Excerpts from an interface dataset
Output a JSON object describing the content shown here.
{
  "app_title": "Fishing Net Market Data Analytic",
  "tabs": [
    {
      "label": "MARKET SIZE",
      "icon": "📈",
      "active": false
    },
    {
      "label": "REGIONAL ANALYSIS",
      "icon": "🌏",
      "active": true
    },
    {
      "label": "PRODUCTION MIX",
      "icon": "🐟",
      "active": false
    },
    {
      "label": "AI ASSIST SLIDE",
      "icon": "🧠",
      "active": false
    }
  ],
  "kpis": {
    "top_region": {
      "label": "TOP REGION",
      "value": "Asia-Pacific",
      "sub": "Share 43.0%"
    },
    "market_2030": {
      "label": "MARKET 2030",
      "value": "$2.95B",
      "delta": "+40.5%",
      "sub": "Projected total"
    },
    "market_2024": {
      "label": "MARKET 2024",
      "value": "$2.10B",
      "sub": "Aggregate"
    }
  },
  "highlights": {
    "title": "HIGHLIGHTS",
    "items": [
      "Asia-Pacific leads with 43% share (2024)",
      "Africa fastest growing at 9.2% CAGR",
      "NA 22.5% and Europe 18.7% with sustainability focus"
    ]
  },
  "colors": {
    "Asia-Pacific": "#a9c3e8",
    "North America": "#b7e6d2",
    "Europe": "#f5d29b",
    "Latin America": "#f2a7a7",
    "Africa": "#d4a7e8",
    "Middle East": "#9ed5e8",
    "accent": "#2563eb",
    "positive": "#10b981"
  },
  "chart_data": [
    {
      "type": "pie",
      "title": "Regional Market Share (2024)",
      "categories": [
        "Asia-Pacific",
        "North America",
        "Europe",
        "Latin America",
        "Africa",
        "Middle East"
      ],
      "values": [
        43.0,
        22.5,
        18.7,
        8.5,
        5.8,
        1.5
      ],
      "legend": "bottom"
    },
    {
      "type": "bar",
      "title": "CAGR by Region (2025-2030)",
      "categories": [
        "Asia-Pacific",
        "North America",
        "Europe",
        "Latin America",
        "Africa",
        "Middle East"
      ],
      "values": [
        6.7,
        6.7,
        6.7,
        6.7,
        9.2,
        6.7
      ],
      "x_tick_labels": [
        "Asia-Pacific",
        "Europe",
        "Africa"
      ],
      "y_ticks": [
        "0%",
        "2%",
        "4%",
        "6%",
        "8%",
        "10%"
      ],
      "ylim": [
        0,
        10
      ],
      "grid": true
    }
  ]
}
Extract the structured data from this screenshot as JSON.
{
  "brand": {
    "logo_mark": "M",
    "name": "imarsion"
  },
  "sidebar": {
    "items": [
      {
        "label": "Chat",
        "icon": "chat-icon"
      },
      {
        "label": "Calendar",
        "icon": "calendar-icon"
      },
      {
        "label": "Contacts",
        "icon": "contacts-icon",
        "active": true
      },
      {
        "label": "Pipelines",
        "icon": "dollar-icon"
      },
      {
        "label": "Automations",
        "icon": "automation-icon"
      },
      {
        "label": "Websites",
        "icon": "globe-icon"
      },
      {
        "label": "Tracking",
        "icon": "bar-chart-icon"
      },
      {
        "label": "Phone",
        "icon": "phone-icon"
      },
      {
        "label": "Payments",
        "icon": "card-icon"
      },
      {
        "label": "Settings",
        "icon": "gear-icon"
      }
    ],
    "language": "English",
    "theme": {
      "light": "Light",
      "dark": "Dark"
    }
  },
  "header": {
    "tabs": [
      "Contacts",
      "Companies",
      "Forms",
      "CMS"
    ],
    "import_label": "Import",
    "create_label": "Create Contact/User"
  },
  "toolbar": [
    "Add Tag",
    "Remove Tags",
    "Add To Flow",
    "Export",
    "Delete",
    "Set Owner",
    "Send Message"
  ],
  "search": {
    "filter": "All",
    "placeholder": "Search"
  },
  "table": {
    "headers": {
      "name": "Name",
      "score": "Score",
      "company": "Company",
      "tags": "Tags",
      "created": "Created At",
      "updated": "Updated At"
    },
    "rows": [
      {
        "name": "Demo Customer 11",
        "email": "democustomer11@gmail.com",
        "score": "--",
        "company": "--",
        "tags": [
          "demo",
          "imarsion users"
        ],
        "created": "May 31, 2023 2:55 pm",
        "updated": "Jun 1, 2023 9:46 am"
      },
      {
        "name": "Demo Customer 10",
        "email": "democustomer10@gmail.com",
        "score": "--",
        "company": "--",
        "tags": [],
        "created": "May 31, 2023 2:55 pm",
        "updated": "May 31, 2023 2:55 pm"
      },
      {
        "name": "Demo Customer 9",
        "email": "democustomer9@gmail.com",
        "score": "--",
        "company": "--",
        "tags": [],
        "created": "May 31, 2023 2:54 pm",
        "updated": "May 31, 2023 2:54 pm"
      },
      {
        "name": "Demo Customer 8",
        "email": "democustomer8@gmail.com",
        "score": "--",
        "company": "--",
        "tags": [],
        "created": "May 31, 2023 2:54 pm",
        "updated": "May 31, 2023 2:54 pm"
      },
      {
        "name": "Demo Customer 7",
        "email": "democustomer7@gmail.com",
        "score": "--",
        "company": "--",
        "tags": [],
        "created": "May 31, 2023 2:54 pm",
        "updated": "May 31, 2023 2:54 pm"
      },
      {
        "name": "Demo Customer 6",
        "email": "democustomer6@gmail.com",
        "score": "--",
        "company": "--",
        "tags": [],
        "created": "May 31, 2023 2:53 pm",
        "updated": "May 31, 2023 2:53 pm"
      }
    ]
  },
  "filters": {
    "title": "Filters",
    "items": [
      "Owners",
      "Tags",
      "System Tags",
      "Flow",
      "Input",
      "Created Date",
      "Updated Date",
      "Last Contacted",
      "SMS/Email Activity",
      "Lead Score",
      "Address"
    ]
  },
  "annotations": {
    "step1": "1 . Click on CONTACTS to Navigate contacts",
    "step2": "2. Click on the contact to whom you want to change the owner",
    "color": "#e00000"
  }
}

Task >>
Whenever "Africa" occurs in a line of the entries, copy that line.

Response box >>
      "Africa fastest growing at 9.2% CAGR",
    "Africa": "#d4a7e8",
        "Africa",
        "Africa",
        "Africa"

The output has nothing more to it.